  • 9. Tow rope. All competitors should carry a tow rope. Please note that this should be a proper off road tow rope, not a strop, or a chain, or a bit of old sash cord. No amount of arguing about the breaking strain of some bit of old climbing rope will convince the scrutineer that it’s ok to use! For anyone who would like to see the forces involved, have a look at the rear door of Sean’s 90 to see what a tow rope does when it snaps, and this was a proper rope!
  • 10. Recovery points. Should be fitted front and rear and need to be strong enough for the job. A 3.5 ton tow ball on the back on a manufacturers hitch is ideal, the front can get a bit tricky. See the website for further advice, if you’re worried.
  • 11. Fan belt cover. Really only for the modified classes, where rear engine cars might have exposed fan belts/pulleys.
  • 12. Exhaust Systems. Exposed systems must be covered with mesh to prevent someone being burnt from touching the exhaust. This only really applies to modified vehicles, or those with side-exit pipes, where the route of the exhaust may be exposed above the underside of the vehicle.
  • 13. Wheels/wheel nuts. A check on the general condition of the wheels and that the wheel nuts are done up. Many a competitor has swapped to his off road wheels at home before leaving for the event and got distracted before finished the job.  It’s normally a nasty surprise at scrutineering to find they’ve driven to the event with finger tight wheel nuts!  Any snapped off studs need to be replaced as well.  Missing studs place additional strain on the remaining ones – something that needs to be avoided when testing out your vehicle off road!
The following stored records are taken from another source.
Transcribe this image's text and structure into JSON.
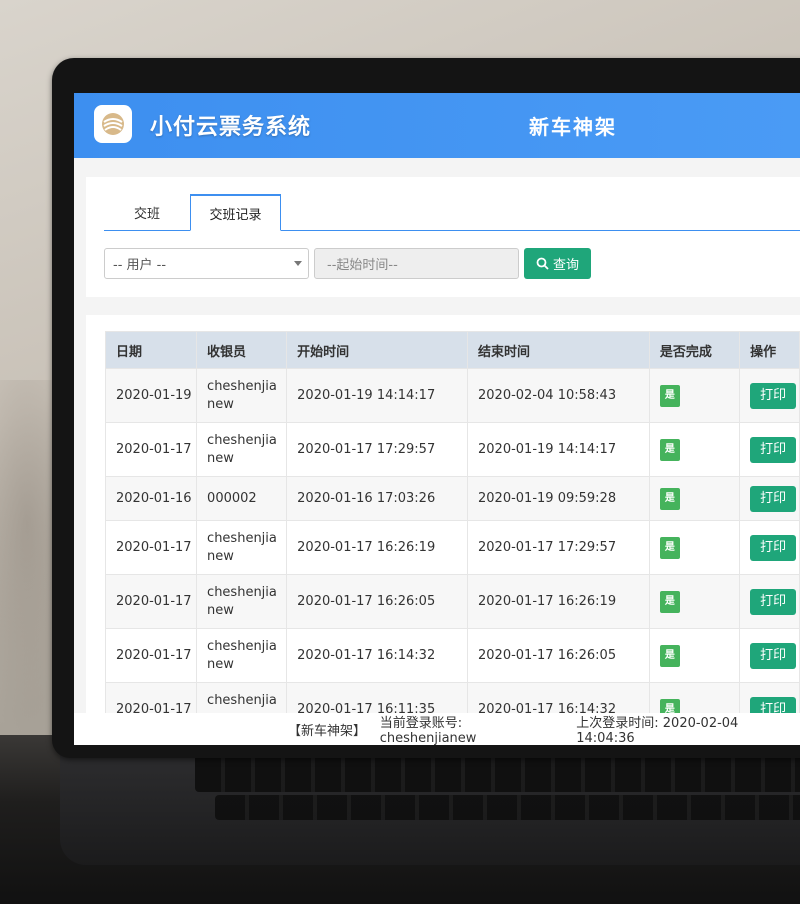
{
  "app": {
    "title": "小付云票务系统",
    "org_name": "新车神架",
    "brand_color": "#3d8ff0",
    "action_color": "#1fa67a"
  },
  "tabs": [
    {
      "label": "交班",
      "active": false
    },
    {
      "label": "交班记录",
      "active": true
    }
  ],
  "filters": {
    "user_select": "-- 用户 --",
    "start_time_placeholder": "--起始时间--",
    "search_label": "查询",
    "search_icon": "search-icon"
  },
  "table": {
    "headers": [
      "日期",
      "收银员",
      "开始时间",
      "结束时间",
      "是否完成",
      "操作"
    ],
    "rows": [
      {
        "date": "2020-01-19",
        "cashier": "cheshenjianew",
        "start": "2020-01-19 14:14:17",
        "end": "2020-02-04 10:58:43",
        "done": "是",
        "action": "打印"
      },
      {
        "date": "2020-01-17",
        "cashier": "cheshenjianew",
        "start": "2020-01-17 17:29:57",
        "end": "2020-01-19 14:14:17",
        "done": "是",
        "action": "打印"
      },
      {
        "date": "2020-01-16",
        "cashier": "000002",
        "start": "2020-01-16 17:03:26",
        "end": "2020-01-19 09:59:28",
        "done": "是",
        "action": "打印"
      },
      {
        "date": "2020-01-17",
        "cashier": "cheshenjianew",
        "start": "2020-01-17 16:26:19",
        "end": "2020-01-17 17:29:57",
        "done": "是",
        "action": "打印"
      },
      {
        "date": "2020-01-17",
        "cashier": "cheshenjianew",
        "start": "2020-01-17 16:26:05",
        "end": "2020-01-17 16:26:19",
        "done": "是",
        "action": "打印"
      },
      {
        "date": "2020-01-17",
        "cashier": "cheshenjianew",
        "start": "2020-01-17 16:14:32",
        "end": "2020-01-17 16:26:05",
        "done": "是",
        "action": "打印"
      },
      {
        "date": "2020-01-17",
        "cashier": "cheshenjianew",
        "start": "2020-01-17 16:11:35",
        "end": "2020-01-17 16:14:32",
        "done": "是",
        "action": "打印"
      }
    ]
  },
  "footer": {
    "org": "【新车神架】",
    "account_label": "当前登录账号:",
    "account": "cheshenjianew",
    "last_login_label": "上次登录时间:",
    "last_login": "2020-02-04 14:04:36"
  }
}
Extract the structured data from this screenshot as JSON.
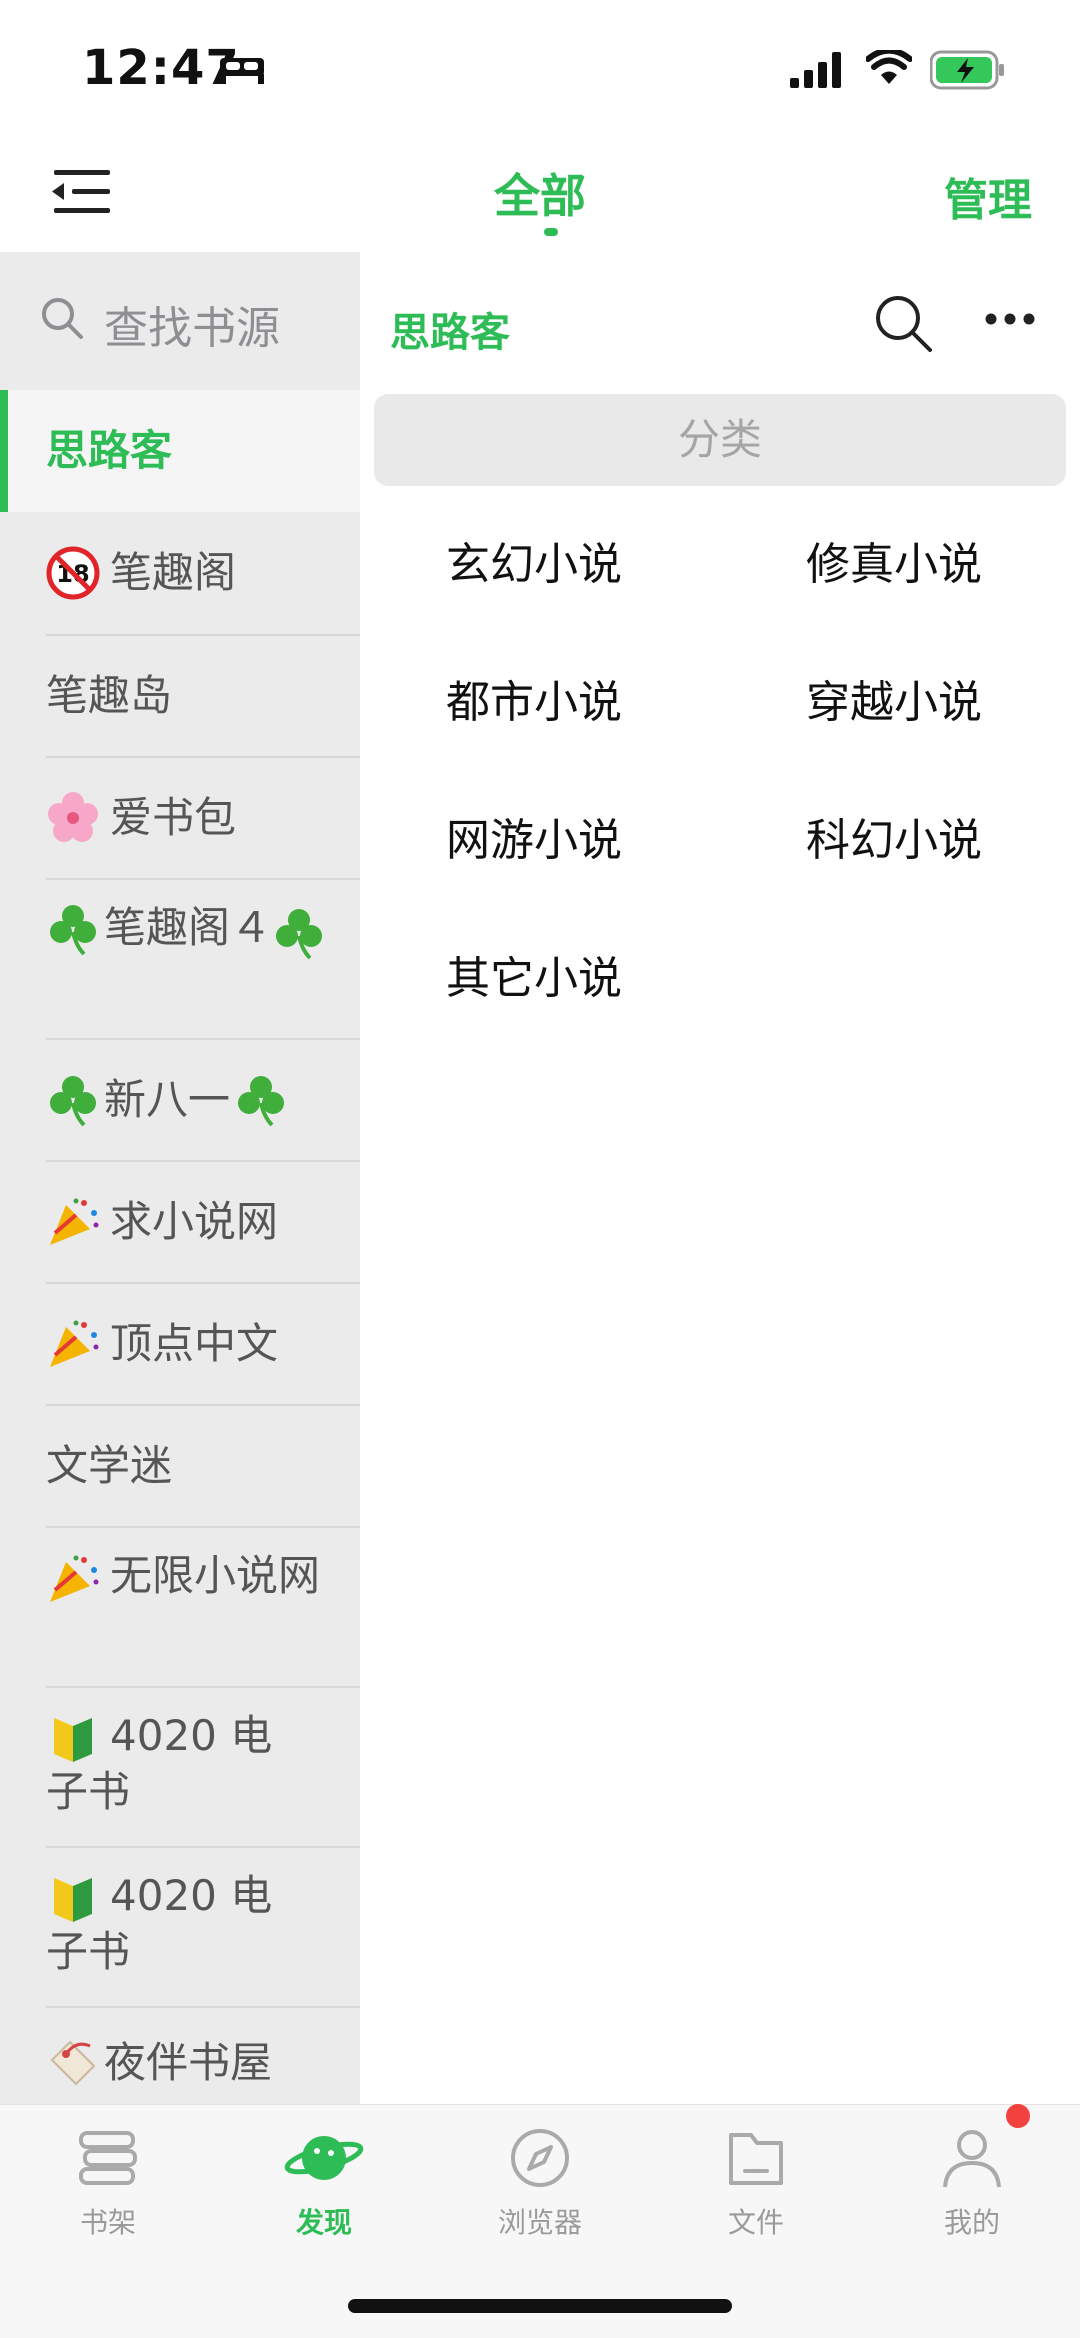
{
  "status_bar": {
    "time": "12:47"
  },
  "nav": {
    "title": "全部",
    "manage": "管理"
  },
  "sidebar": {
    "search_placeholder": "查找书源",
    "active": "思路客",
    "items": [
      {
        "emoji": "18-icon",
        "label": "笔趣阁"
      },
      {
        "emoji": "",
        "label": "笔趣岛"
      },
      {
        "emoji": "cherry-blossom-icon",
        "label": "爱书包"
      },
      {
        "emoji": "shamrock-icon",
        "label": "笔趣阁４",
        "suffix_emoji": "shamrock-icon"
      },
      {
        "emoji": "shamrock-icon",
        "label": "新八一",
        "suffix_emoji": "shamrock-icon"
      },
      {
        "emoji": "party-popper-icon",
        "label": "求小说网"
      },
      {
        "emoji": "party-popper-icon",
        "label": "顶点中文"
      },
      {
        "emoji": "",
        "label": "文学迷"
      },
      {
        "emoji": "party-popper-icon",
        "label": "无限小说网"
      },
      {
        "emoji": "beginner-icon",
        "label": "4020 电子书"
      },
      {
        "emoji": "beginner-icon",
        "label": "4020 电子书"
      },
      {
        "emoji": "tag-icon",
        "label": "夜伴书屋"
      }
    ]
  },
  "panel": {
    "title": "思路客",
    "section": "分类",
    "categories": [
      "玄幻小说",
      "修真小说",
      "都市小说",
      "穿越小说",
      "网游小说",
      "科幻小说",
      "其它小说"
    ]
  },
  "tabbar": {
    "tabs": [
      {
        "label": "书架",
        "icon": "bookshelf-icon"
      },
      {
        "label": "发现",
        "icon": "planet-icon"
      },
      {
        "label": "浏览器",
        "icon": "compass-icon"
      },
      {
        "label": "文件",
        "icon": "folder-icon"
      },
      {
        "label": "我的",
        "icon": "person-icon"
      }
    ],
    "active_index": 1
  },
  "colors": {
    "accent": "#2dbc55",
    "badge": "#f2413e",
    "sidebar_bg": "#ebebeb"
  }
}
  • 14. Tyres. Some venues may not allow very aggressive tyres and if this is the case they will be checked for at scrutineering.
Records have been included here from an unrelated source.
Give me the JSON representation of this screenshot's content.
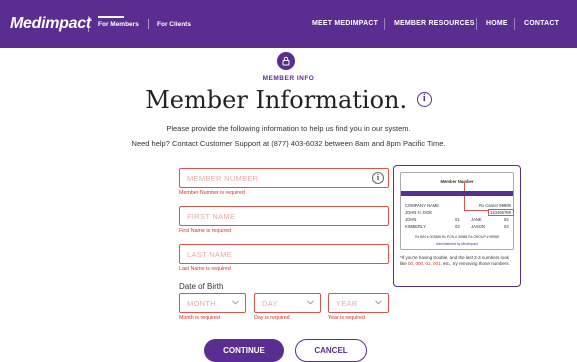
{
  "header": {
    "logo": "Medimpact",
    "audience_tabs": [
      "For Members",
      "For Clients"
    ],
    "nav": [
      "MEET MEDIMPACT",
      "MEMBER RESOURCES",
      "HOME",
      "CONTACT"
    ],
    "colors": {
      "brand": "#5a2d91",
      "error": "#d0342c"
    }
  },
  "section": {
    "icon": "lock-icon",
    "label": "MEMBER INFO",
    "title": "Member Information.",
    "intro": "Please provide the following information to help us find you in our system.",
    "help": "Need help? Contact Customer Support at (877) 403-6032 between 8am and 8pm Pacific Time."
  },
  "form": {
    "member_number": {
      "placeholder": "MEMBER NUMBER",
      "error": "Member Number is required"
    },
    "first_name": {
      "placeholder": "FIRST NAME",
      "error": "First Name is required"
    },
    "last_name": {
      "placeholder": "LAST NAME",
      "error": "Last Name is required"
    },
    "dob_label": "Date of Birth",
    "month": {
      "placeholder": "MONTH",
      "error": "Month is required"
    },
    "day": {
      "placeholder": "DAY",
      "error": "Day is required"
    },
    "year": {
      "placeholder": "YEAR",
      "error": "Year is required"
    }
  },
  "card": {
    "heading": "Member Number",
    "rows": [
      [
        "COMPANY NAME",
        "",
        "Rx Carrier 99999"
      ],
      [
        "JOHN H. DOE",
        "",
        "123456789"
      ],
      [
        "JOHN",
        "01",
        "JANE",
        "02"
      ],
      [
        "KIMBERLY",
        "03",
        "JASON",
        "04"
      ]
    ],
    "footer": "Rx BIN # 003585   Rx PCN # 39988   Rx GROUP # 99988",
    "admin": "Administered by Medimpact",
    "note_prefix": "*If you're having trouble, and the last 2-3 numbers look like ",
    "note_red": "00, 000, 01, 001",
    "note_suffix": ", etc., try removing those numbers."
  },
  "actions": {
    "continue": "CONTINUE",
    "cancel": "CANCEL"
  }
}
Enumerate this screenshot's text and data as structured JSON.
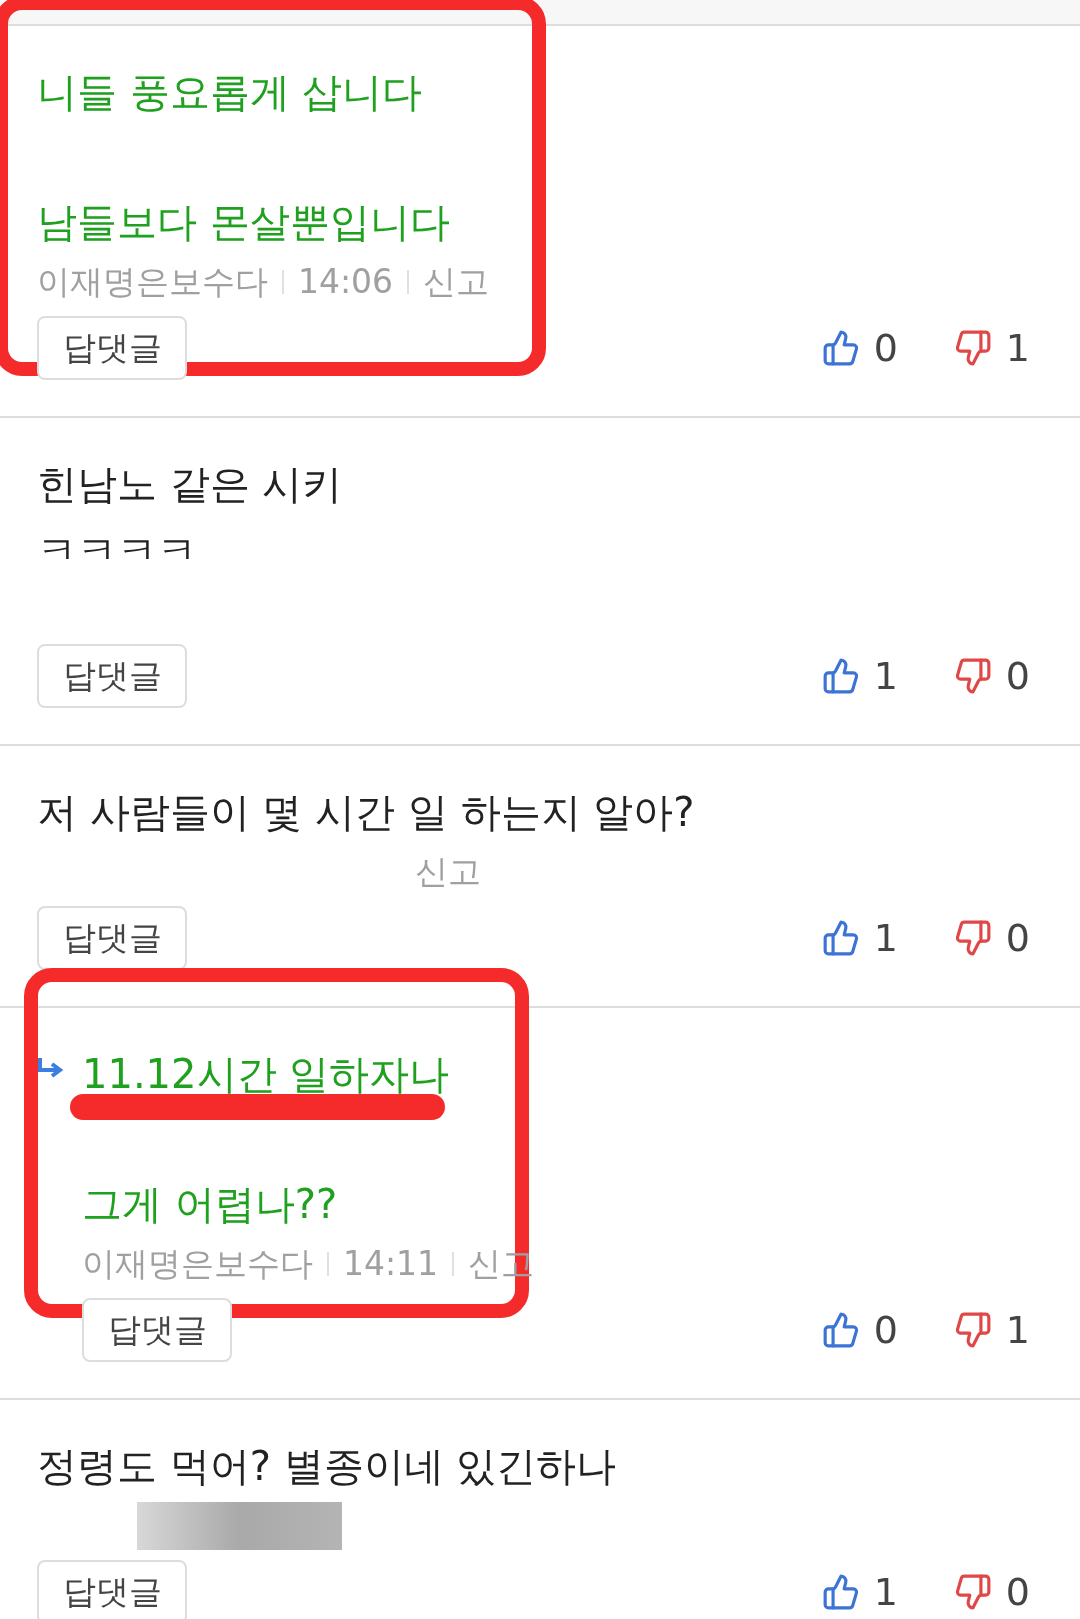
{
  "comments": [
    {
      "reply": false,
      "highlighted": true,
      "paragraphs": [
        [
          {
            "text": "니들 풍요롭게 삽니다",
            "underlined": false
          }
        ],
        [
          {
            "text": "남들보다 몬살뿐입니다",
            "underlined": false
          }
        ]
      ],
      "author": "이재명은보수다",
      "time": "14:06",
      "report": "신고",
      "reply_button": "답댓글",
      "likes": "0",
      "dislikes": "1",
      "redacted": false
    },
    {
      "reply": false,
      "highlighted": false,
      "paragraphs": [
        [
          {
            "text": "힌남노 같은 시키",
            "underlined": false
          },
          {
            "text": "ㅋㅋㅋㅋ",
            "underlined": false
          }
        ]
      ],
      "reply_button": "답댓글",
      "likes": "1",
      "dislikes": "0",
      "redacted": false
    },
    {
      "reply": false,
      "highlighted": false,
      "paragraphs": [
        [
          {
            "text": "저 사람들이 몇 시간 일 하는지 알아?",
            "underlined": false
          }
        ]
      ],
      "report": "신고",
      "reply_button": "답댓글",
      "likes": "1",
      "dislikes": "0",
      "redacted": false
    },
    {
      "reply": true,
      "highlighted": true,
      "paragraphs": [
        [
          {
            "text": "11.12시간 일하자나",
            "underlined": true
          }
        ],
        [
          {
            "text": "그게 어렵나??",
            "underlined": false
          }
        ]
      ],
      "author": "이재명은보수다",
      "time": "14:11",
      "report": "신고",
      "reply_button": "답댓글",
      "likes": "0",
      "dislikes": "1",
      "redacted": false
    },
    {
      "reply": false,
      "highlighted": false,
      "paragraphs": [
        [
          {
            "text": "정령도 먹어? 별종이네 있긴하나",
            "underlined": false
          }
        ]
      ],
      "reply_button": "답댓글",
      "likes": "1",
      "dislikes": "0",
      "redacted": true
    }
  ]
}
  • 15. General condition. Just a general check that your pride and joy is not a death trap/complete shed. Also a chance for the scrutineer to make rude remarks about the colour/make/model/your welding or any other item that takes his fancy.
  • 16. Loose items in cab: obvious really.  If you roll over and an ammo box full of spanners flies around inside the cab it’s going to hurt when it hits you in the head!
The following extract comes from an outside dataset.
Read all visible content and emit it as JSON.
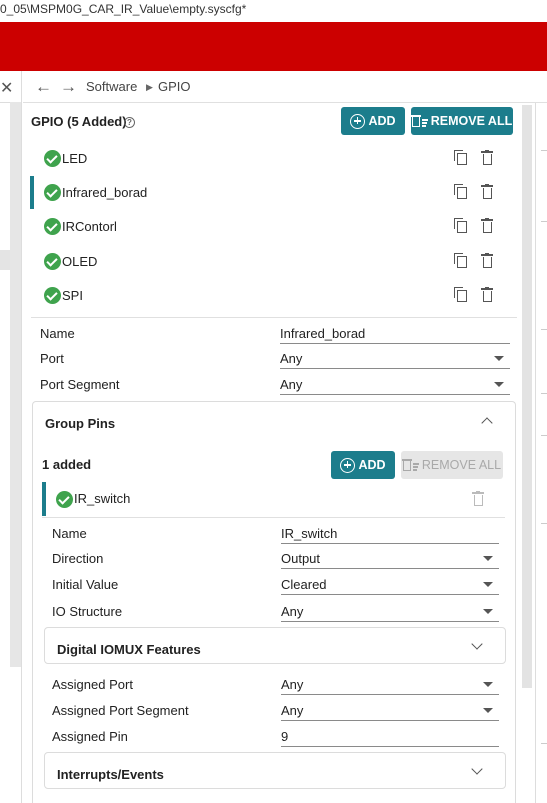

  • 17. Spill proof fuel tank. Modified class vehicles need a tank with the correct spill proof vent/roll over valve. RTVs only require a secure manufacturers cap on the tank.
  • 18. Roll Bar/cage. Your vehicle might have one installed from the factory – great.  For the modified classes if there is one installed it needs to comply with the appropriate regulations, as outlined in the MSA’s Blue Book.
  • 19. Fire extinguisher. Required for the modified classes but a good idea for any vehicle. See Item 16 above and then mount it properly.
  • 20. Battery isolator/ignition. Modifieds are required to have a battery isolator which also kills the engine, In an RTV a normal ignition switch is fine.
  • 21. Crash helmet. Only for open-topped modified vehicles and not required if they have a roof panel above the driver/passenger.
  • That about it: mostly common sense and apart from a few items most would be required to legally drive on the road.